Drush for drupal updates
BEFORE READING THIS MAKE SURE YOU’RE HOSTING PROVIDER GIVES YOU SHELL ACCESS. Otherwise, this is useless information.
I have a bunch of drupal websites that I have to update today. Obviously I’ve been pretty lax on updating their code. It’s a pretty common problem for most drupal developers to fall behind in updating the code, because it’s a really boring task, and the updates come in almost daily. It’s also not an emergency if you leave a site be, and rarely update it. I learned how to do it manually, but it is a pain to download all the updates and manually add them. I wanted a way to do this automatically… then I found this:
This gave me some hint that there was a solution called drush. A module that is not a module. oooOOOooo… Like a secret spell of sorts that had a mystical command that would do the job auto-magically. A command is more difficult than a button to click, but for the time saved I wouldn’t mind a command. It takes a really long time to do these updates, and it’s a management nightmare for me because I have dozens of websites to maintain.
The drush module page was of very little help, as was the readme.txt file. However, at least I know that it does more than update. The only thing that I could discern was that this wizardry would get me access to a tool that I could type “drush pm-update” and my troubles would be solved.
Then I found this link: http://ignoredbydinosaurs.com/2010/07/installing-drush-media-temple-grid-server. Ah directions are cool!
I knew I could slide over to the Linux box and make this work after pounding my head against the screen for a while. However, I think that putty would work better. Putty is a sweet little tool for accessing ssh back ends in a command line. However, it’s only for windows, and a pretty advanced tool. It’s a little old looking, and doesn’t require an install, but it’s a pretty awesome little tool for those who can use it.
Great guns, I was inside my server using commands like “cd” to navigate around the directories. Awesome! Now I really needed to install this thing on a test site so that I know it works correctly. So I navigated to one of my sandbox websites. One that I keep on the production server just for funny purposes like this… new tools. Note that, every time I have to test a new tool out on a site live, or development server It’s best practices to have the all the code and modules be up to date.
The problem is that I host multiple websites on the server, so some of the instructions in the first link were a bit off for me. Then I found this, and watched it: http://civicactions.com/blog/2009/jun/10/drush_20_released_screencast_1_installing_drush_and_getting_started
For a host that has multiple sites, it gets a little more involved. Installing drush system-wide is a bit more difficult and involves adding a symbolic link that turns it into a command able to analyze any “folder” that may contain a drupal install.

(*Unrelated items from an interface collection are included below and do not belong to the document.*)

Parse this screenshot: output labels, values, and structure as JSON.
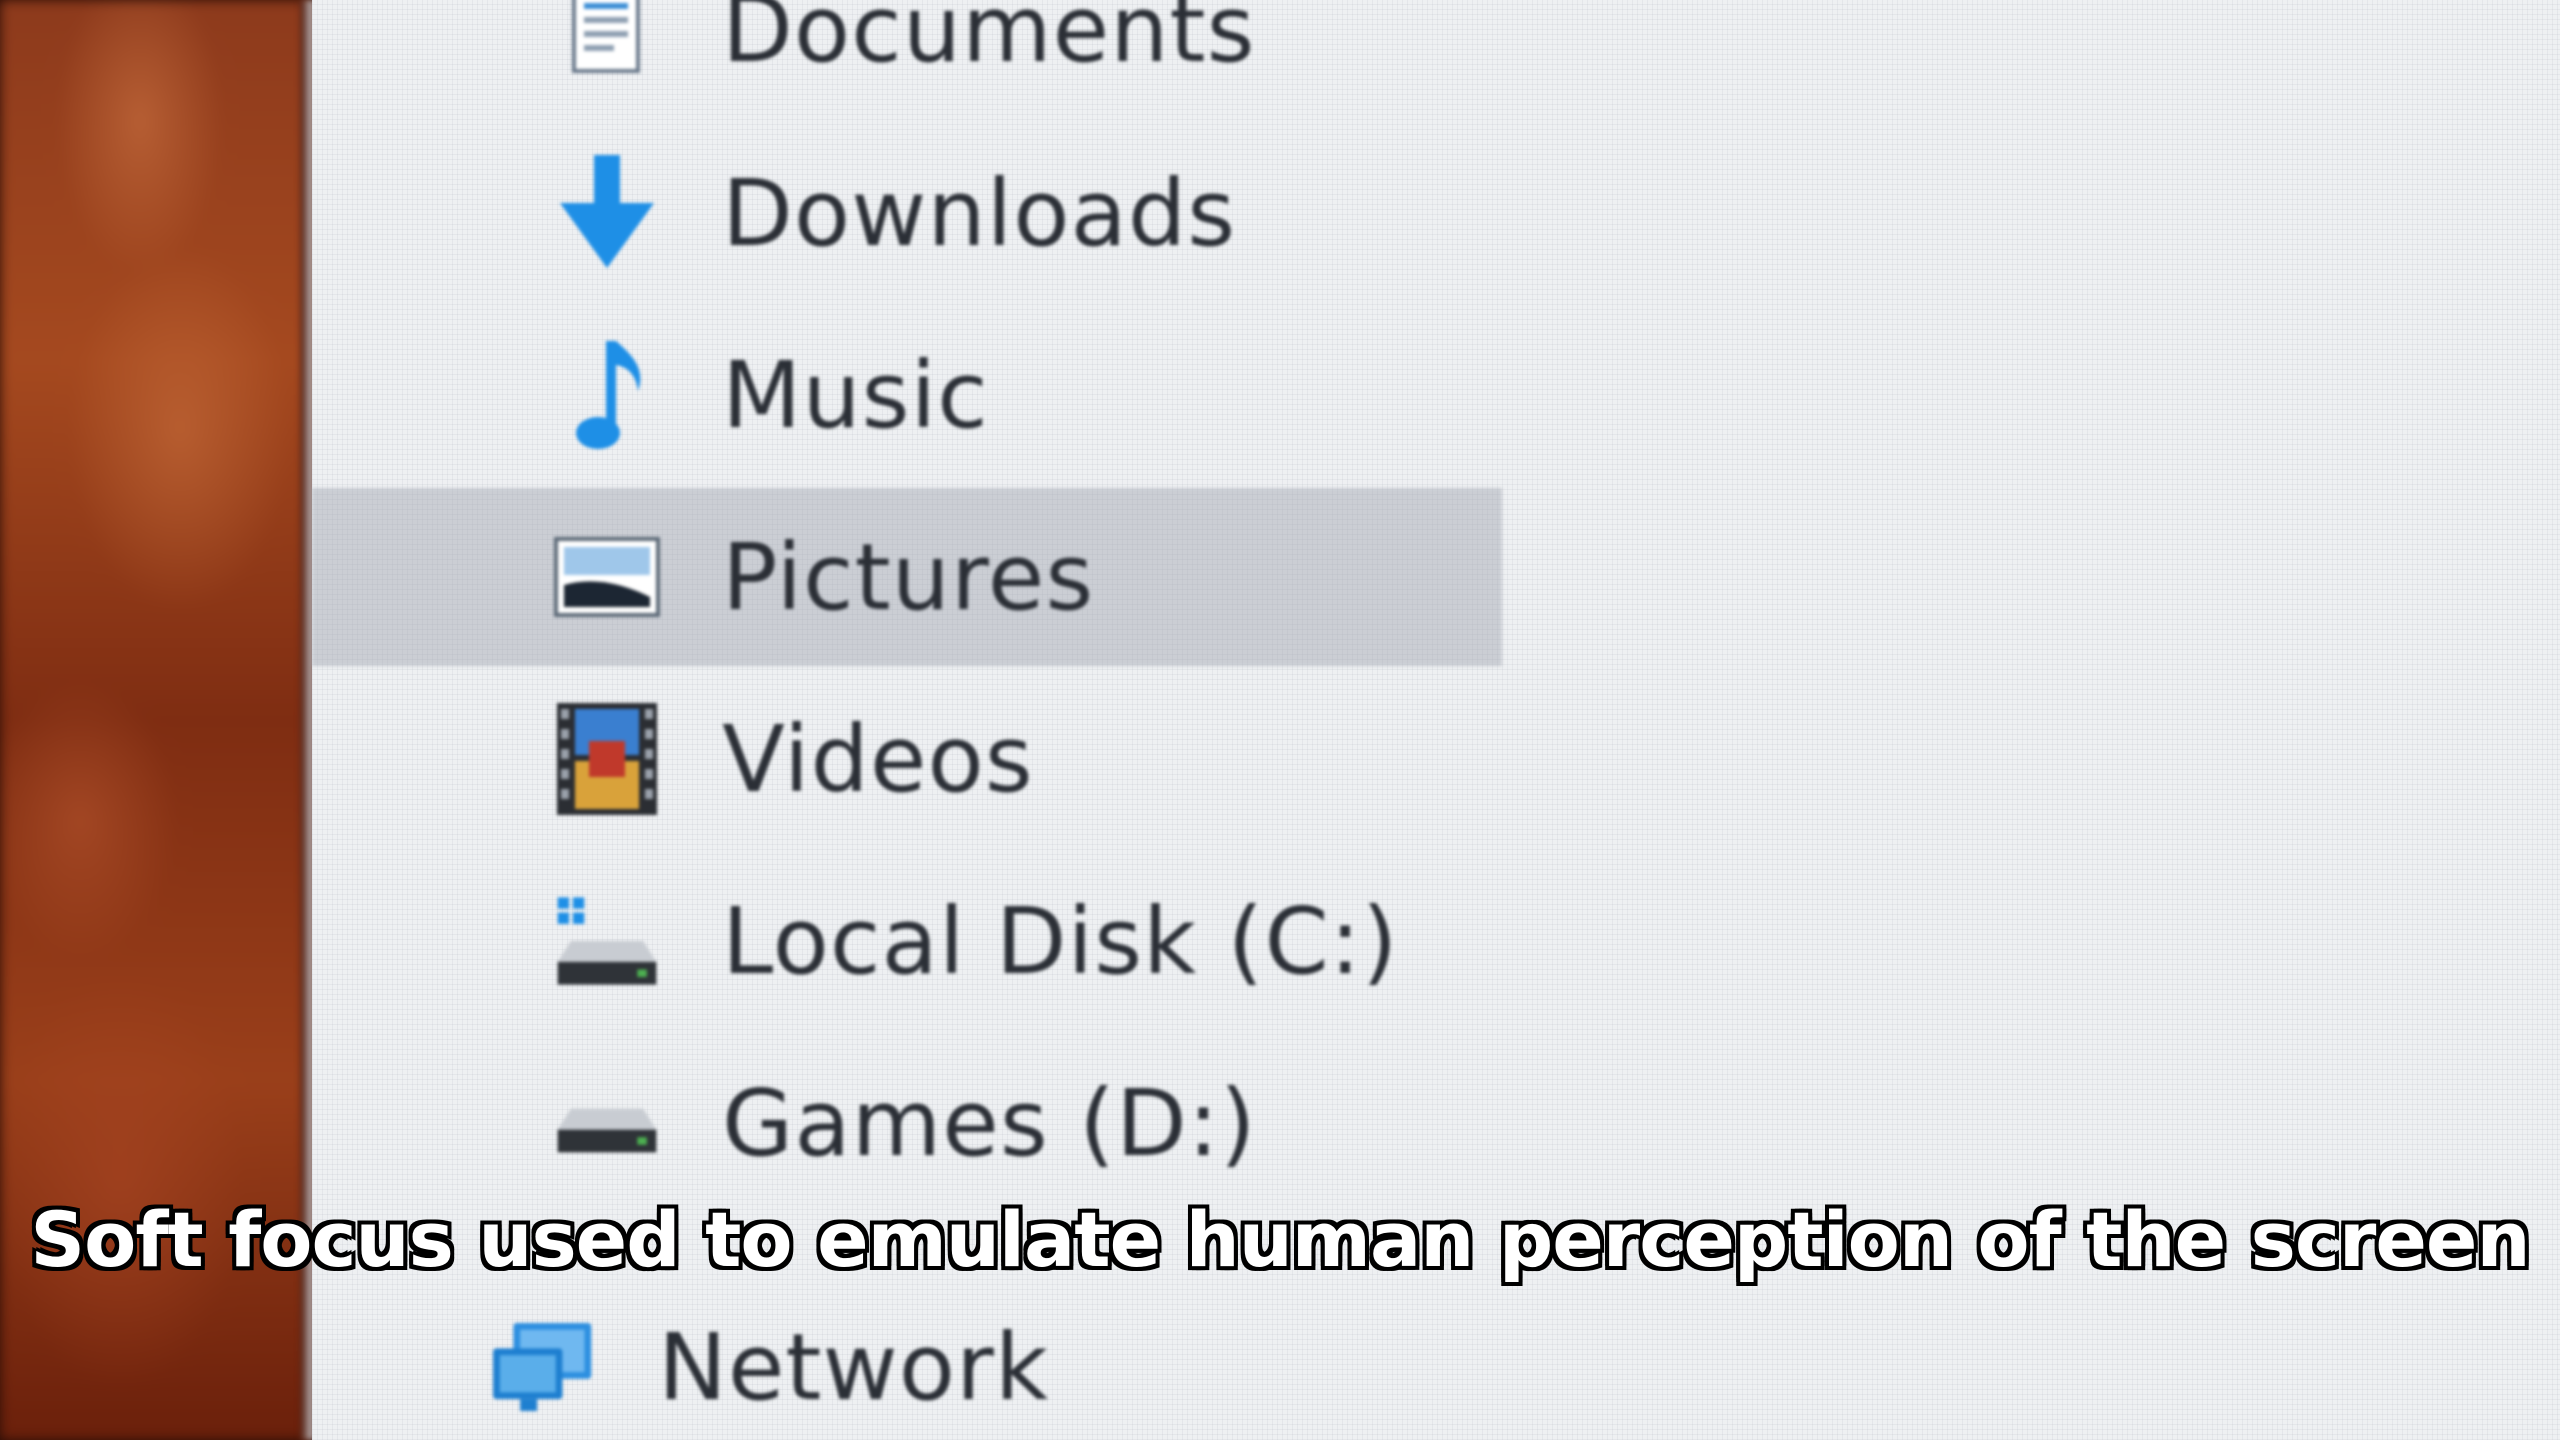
{
  "navigation_pane": {
    "items": [
      {
        "label": "Documents",
        "icon": "documents-icon",
        "selected": false
      },
      {
        "label": "Downloads",
        "icon": "downloads-icon",
        "selected": false
      },
      {
        "label": "Music",
        "icon": "music-icon",
        "selected": false
      },
      {
        "label": "Pictures",
        "icon": "pictures-icon",
        "selected": true
      },
      {
        "label": "Videos",
        "icon": "videos-icon",
        "selected": false
      },
      {
        "label": "Local Disk (C:)",
        "icon": "local-disk-icon",
        "selected": false
      },
      {
        "label": "Games (D:)",
        "icon": "drive-icon",
        "selected": false
      },
      {
        "label": "Network",
        "icon": "network-icon",
        "selected": false
      }
    ]
  },
  "caption": "Soft focus used to emulate human perception of the screen",
  "colors": {
    "selection": "#a0a5af",
    "pane_background": "#eef0f2",
    "accent_blue": "#1e8fe6",
    "wallpaper": "#8d3a1c"
  }
}
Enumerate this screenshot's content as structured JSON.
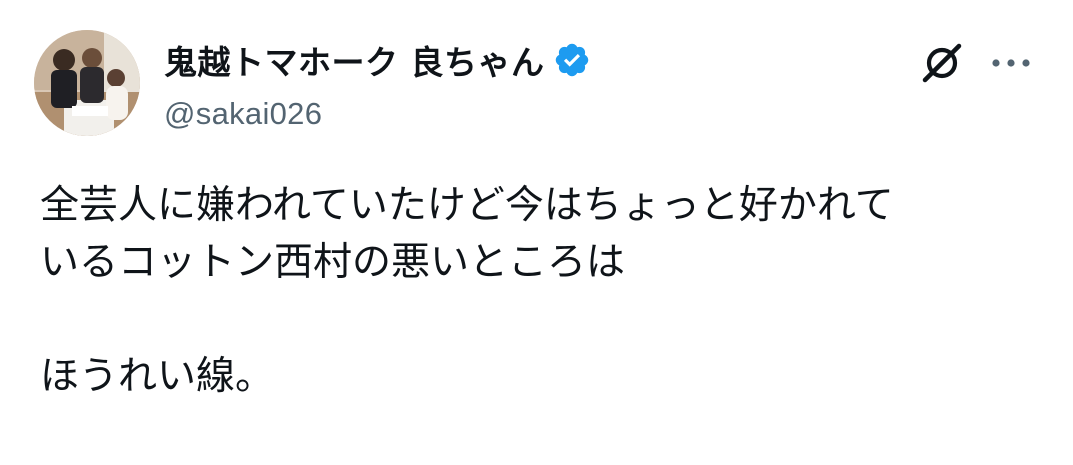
{
  "author": {
    "display_name": "鬼越トマホーク 良ちゃん",
    "handle": "@sakai026",
    "verified": true,
    "avatar": "avatar-photo"
  },
  "post": {
    "lines": [
      "全芸人に嫌われていたけど今はちょっと好かれて",
      "いるコットン西村の悪いところは",
      "",
      "ほうれい線。"
    ]
  },
  "icons": {
    "verified": "verified-badge-icon",
    "grok": "grok-icon",
    "more": "more-icon"
  },
  "colors": {
    "text": "#0f1419",
    "secondary": "#536471",
    "verified": "#1d9bf0"
  }
}
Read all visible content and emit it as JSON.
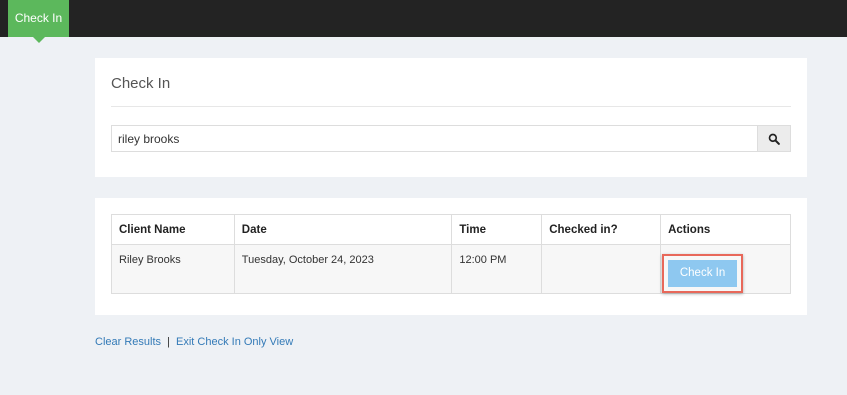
{
  "topbar": {
    "tab_label": "Check In",
    "accent_color": "#5cb85c"
  },
  "search_panel": {
    "title": "Check In",
    "search_value": "riley brooks",
    "search_icon": "search-icon"
  },
  "results": {
    "columns": [
      "Client Name",
      "Date",
      "Time",
      "Checked in?",
      "Actions"
    ],
    "rows": [
      {
        "client_name": "Riley Brooks",
        "date": "Tuesday, October 24, 2023",
        "time": "12:00 PM",
        "checked_in": "",
        "action_label": "Check In"
      }
    ]
  },
  "footer": {
    "clear_results": "Clear Results",
    "separator": "|",
    "exit_view": "Exit Check In Only View"
  }
}
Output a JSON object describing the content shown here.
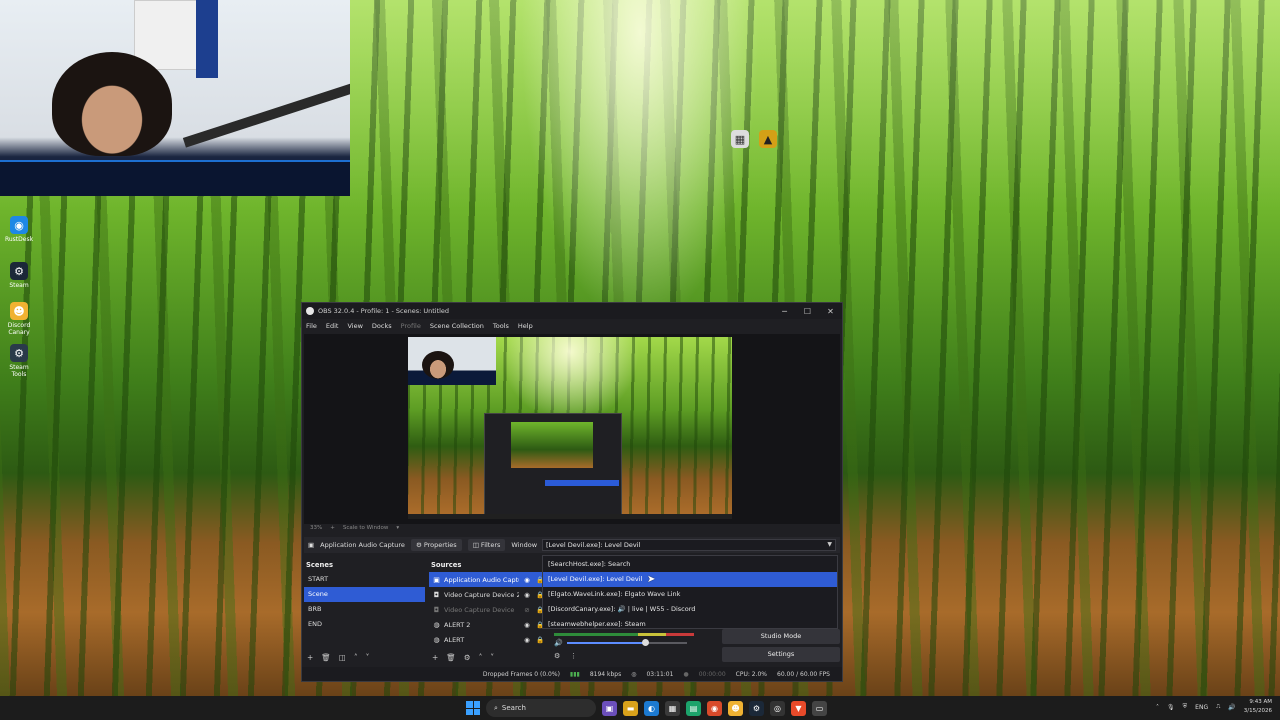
{
  "obs": {
    "title": "OBS 32.0.4 - Profile: 1 - Scenes: Untitled",
    "menu": [
      "File",
      "Edit",
      "View",
      "Docks",
      "Profile",
      "Scene Collection",
      "Tools",
      "Help"
    ],
    "zoom_label": "33%",
    "scale_label": "Scale to Window",
    "toolbar": {
      "source_name": "Application Audio Capture",
      "properties": "Properties",
      "filters": "Filters",
      "window_label": "Window",
      "window_value": "[Level Devil.exe]: Level Devil"
    },
    "scenes": {
      "header": "Scenes",
      "items": [
        "START",
        "Scene",
        "BRB",
        "END"
      ]
    },
    "sources": {
      "header": "Sources",
      "items": [
        "Application Audio Captu",
        "Video Capture Device 2",
        "Video Capture Device",
        "ALERT 2",
        "ALERT"
      ]
    },
    "mixer": {
      "scale": "-60 -55 -50 -45 -40 -35 -30 -25 -20 -15 -10 -5 0",
      "volume_level": 0.65
    },
    "controls": {
      "studio_mode": "Studio Mode",
      "settings": "Settings"
    },
    "statusbar": {
      "dropped": "Dropped Frames 0 (0.0%)",
      "bitrate": "8194 kbps",
      "rec_time": "03:11:01",
      "stream_time": "00:00:00",
      "cpu": "CPU: 2.0%",
      "fps": "60.00 / 60.00 FPS"
    }
  },
  "dropdown": {
    "items": [
      "[SearchHost.exe]: Search",
      "[Level Devil.exe]: Level Devil",
      "[Elgato.WaveLink.exe]: Elgato Wave Link",
      "[DiscordCanary.exe]: 🔊 | live | W55 - Discord",
      "[steamwebhelper.exe]: Steam"
    ],
    "selected_index": 1
  },
  "desktop_icons": [
    "RustDesk",
    "Steam",
    "Discord Canary",
    "Steam Tools"
  ],
  "taskbar": {
    "search": "Search",
    "lang": "ENG",
    "time": "9:43 AM",
    "date": "3/15/2026"
  }
}
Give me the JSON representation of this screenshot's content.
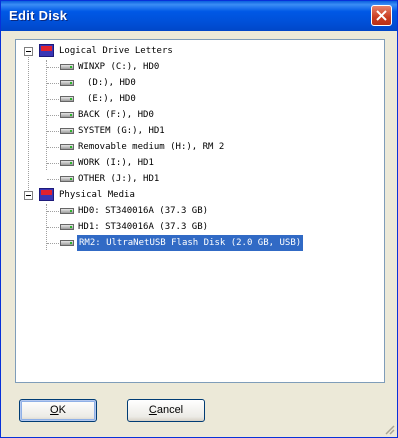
{
  "window": {
    "title": "Edit Disk"
  },
  "tree": {
    "group_logical": "Logical Drive Letters",
    "logical_items": [
      "WINXP (C:), HD0",
      "(D:), HD0",
      "(E:), HD0",
      "BACK (F:), HD0",
      "SYSTEM (G:), HD1",
      "Removable medium (H:), RM 2",
      "WORK (I:), HD1",
      "OTHER (J:), HD1"
    ],
    "group_physical": "Physical Media",
    "physical_items": [
      "HD0: ST340016A (37.3 GB)",
      "HD1: ST340016A (37.3 GB)",
      "RM2: UltraNetUSB Flash Disk (2.0 GB, USB)"
    ],
    "selected_item": "RM2: UltraNetUSB Flash Disk (2.0 GB, USB)"
  },
  "buttons": {
    "ok_accel": "O",
    "ok_rest": "K",
    "cancel_pre": "",
    "cancel_accel": "C",
    "cancel_rest": "ancel"
  },
  "icons": {
    "close": "close-icon",
    "group": "hex-editor-icon",
    "drive": "hard-drive-icon",
    "removable": "removable-drive-icon"
  },
  "colors": {
    "titlebar": "#0058e6",
    "selection": "#316ac5",
    "dialog_bg": "#ece9d8"
  }
}
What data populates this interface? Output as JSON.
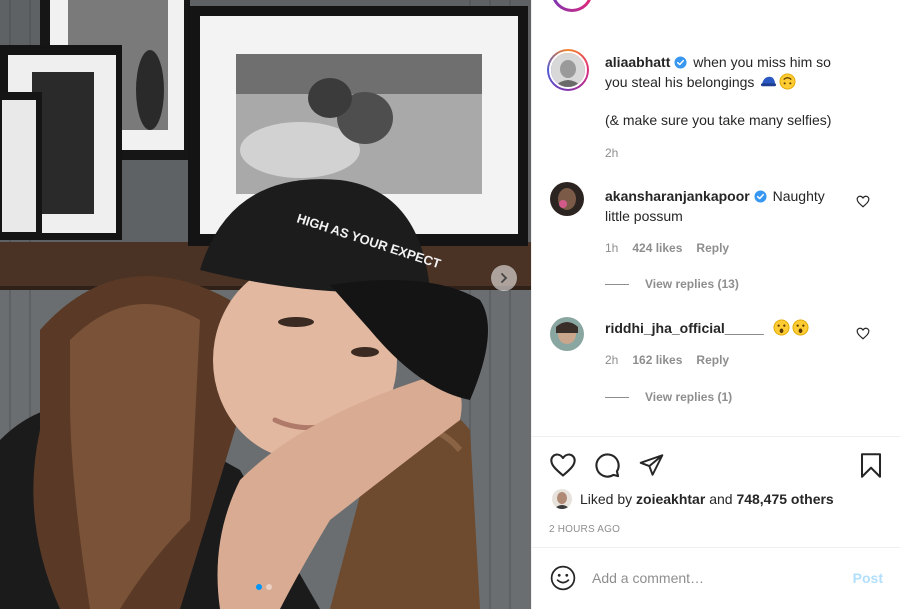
{
  "post": {
    "author": "aliaabhatt",
    "caption_line1": "when you miss him so",
    "caption_line2": "you steal his belongings",
    "caption_line3": "(& make sure you take many selfies)",
    "time": "2h",
    "photo_text": "HIGH AS YOUR EXPECT",
    "carousel_count": 2,
    "carousel_active": 1
  },
  "comments": [
    {
      "username": "akansharanjankapoor",
      "text_line1": "Naughty",
      "text_line2": "little possum",
      "time": "1h",
      "likes": "424 likes",
      "reply_label": "Reply",
      "view_replies": "View replies (13)"
    },
    {
      "username": "riddhi_jha_official_____",
      "text": "",
      "time": "2h",
      "likes": "162 likes",
      "reply_label": "Reply",
      "view_replies": "View replies (1)"
    }
  ],
  "likes": {
    "prefix": "Liked by",
    "user": "zoieakhtar",
    "conjunction": "and",
    "others": "748,475 others"
  },
  "timeago": "2 HOURS AGO",
  "add_comment": {
    "placeholder": "Add a comment…",
    "post_label": "Post"
  },
  "icons": {
    "verified": "verified-badge-icon",
    "heart": "heart-icon",
    "comment": "comment-icon",
    "share": "paper-plane-icon",
    "save": "bookmark-icon",
    "emoji": "smiley-icon",
    "next": "chevron-right-icon"
  },
  "colors": {
    "accent": "#0095f6",
    "verified": "#3897f0",
    "muted": "#8e8e8e",
    "post_disabled": "#b2dffc"
  }
}
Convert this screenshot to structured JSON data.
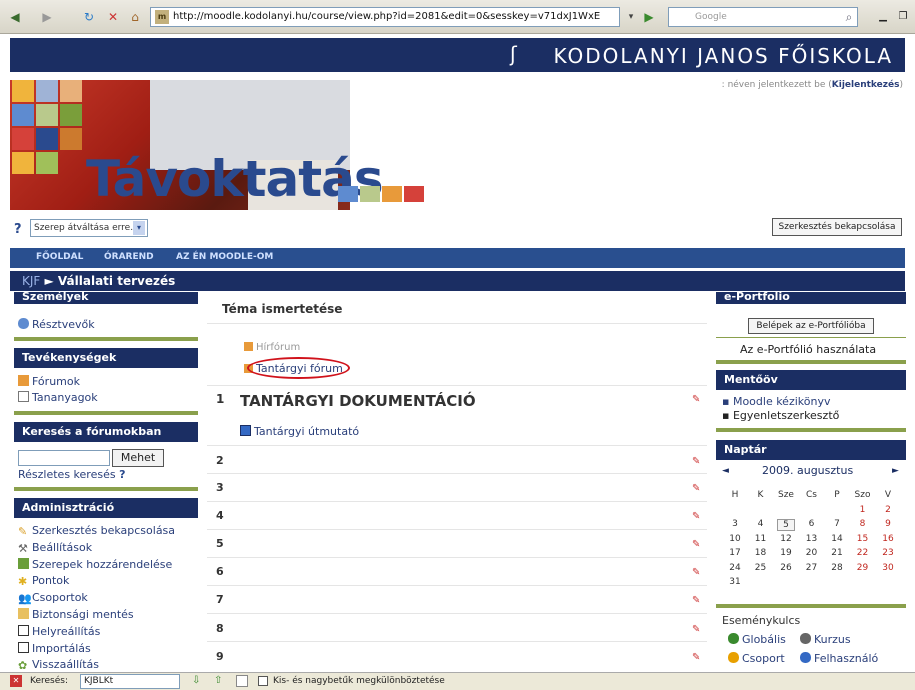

Another way of saying this is that – it is installed system-wide. Yet another way of saying this, is that all I have to do is navigate to any drupal install by typing “cd *folder*” and then type the magic command “drush pm-update”. Obviously installing it on the test website was a bit of a bad move.
I couldn’t be more happy. Now all those guys that chide me for using drupal (most of them use wordpress) will have one less complaint. I have a simple way to update all of the websites without going through the long arduous task of downloading and uploading… simply to update.
Next time I have to do a system wide update I’m going to figure out how to get it down to a single command… maybe a bash or something. The ultimate would be figuring out how to get it to run at regular intervals, or alongside cron. Well, I’ve got to think about that for a while… However, I don’t have time for now. It’s good.
1. Download drush module
2. READ DOCUMENTATION
2. READ Readme.txt – just read up man!
3. Install drush (system-wide OR single-website)… use you’re ftp client maybe, or whatever tool you normally use to install modules.
4. Download putty.exe
5. Set up a putty profile for logging into your production server
6. use putty to get access to server command line.
7. use command line to update *scary for most*